By Sommer Omar
An employer that withdraws from an underfunded multiemployer pension plan owes the plan withdrawal liability. When the employer has petitioned for Chapter 11 protection, some portion of its withdrawal liability may arise pre-petition and some portion may arise post-petition. Does the post-petition portion give the pension plan an administrative claim against the employer, entitling the plan to payment of that portion before the employer’s payout on any general unsecured claims? Federal appeals courts have split over that question, with the Sixth Circuit saying no and the Third Circuit saying yes. The bankruptcy court for the Northern District of California recently weighed in, ruling in favor of granting administrative expense status to post-petition withdrawal liability. See In re California-Nevada Methodist Homes, No. 21-40363 CN (Bankr. N.D. Cal. April 11, 2023).
In that case, the employer, California-Nevada Methodist Homes, operated continuing care retirement facilities. The employer contributed to the SEIU National Industry Pension Fund on behalf of its SEIU-represented employees.
After filing for Chapter 11 protection, California-Nevada continued contributing to the Fund. However, after nearly two years in bankruptcy, it sold its facilities and terminated almost all of its employees, triggering withdrawal liability. Under the Multiemployer Pension Plan Amendments Act of 1980, employers that cease participating in a multiemployer pension plan are liable for their share of the plan’s unfunded vested benefits.
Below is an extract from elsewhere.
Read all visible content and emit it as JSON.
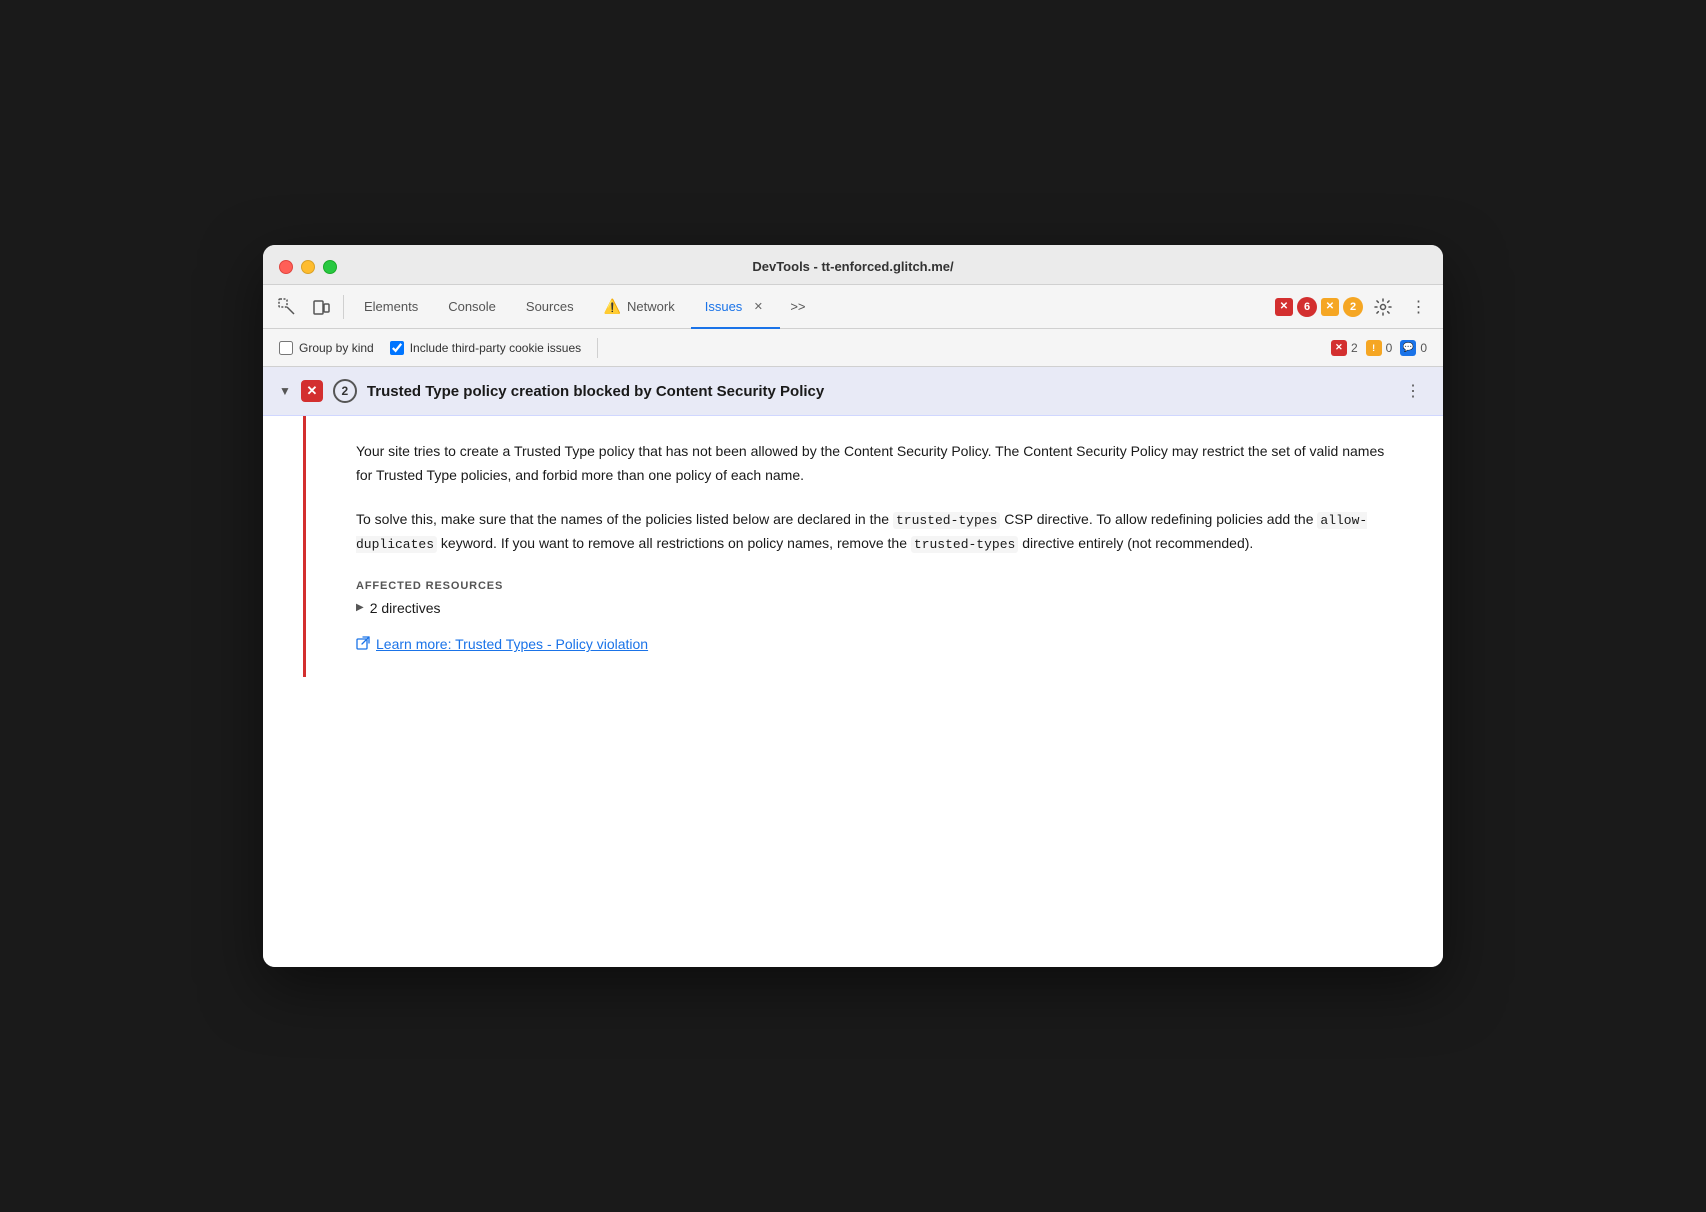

See 29 U.S.C. § 1381.
The Fund argued in the bankruptcy court that the portion of California-Nevada’s withdrawal liability arising post-petition constituted an administrative expense. The Bankruptcy Code’s definition of administrative expenses includes compensation for services rendered by employees post-petition. See 11 U.S.C. §503(b)(1)(A). Courts in the Ninth Circuit (which includes California) have held that, for the payment of such compensation to qualify as an administrative expense, it must also “directly and substantially” benefit the bankruptcy estate.
The issue before Bankruptcy Judge Charles Novak was whether California-Nevada directly and substantially benefitted when it incurred the post-petition portion of the withdrawal liability. Relying on Sixth Circuit precedent, see UMW 1974 Plan & Trust v. Lexington Coal Co., LLC, 396 B.R. 461 (6th Cir. B.A.P. 2008), the company argued that the post-petition withdrawal liability it incurred was entirely unrelated to the benefit it received from its employees’ post-petition work. It noted that the calculation of the amount of the withdrawal liability corresponding to the post-petition work turned on facts unrelated to that work, such as actuarial assumptions about the pension funds’ retirees, assumptions about the fund’s investment results, and assumptions about the rate of contributions from participating employers.
Relying on precedent from the Third Circuit, see In re Marcal Paper Mills, Inc., 650 F.3d 311 (3d Cir. 2011), the Fund argued that the post-petition tranche of the withdrawal liability constituted an administrative expense because the employer paid it in exchange for its employees’ post-petition work. Judge Novack agreed, reasoning that the employer had promised to provide its employees with pension benefits as part of their compensation package, and that the possibility of the employer having to pay withdrawal liability constituted part of that promise. “While Cal-Nevada’s withdrawal liability may be a function of several non-employment related factors,” Judge Novack wrote, “its payment ensures that the Pension Fund will have sufficient funds to keep Cal-Nevada’s defined benefit promise to the Employees.”
The judge got it right by following the Third Circuit’s approach, holding that post-petition withdrawal liability is “part of the bargained-for” cost of the employees’ post-petition services to the debtor, and thus constitutes an administrative expense.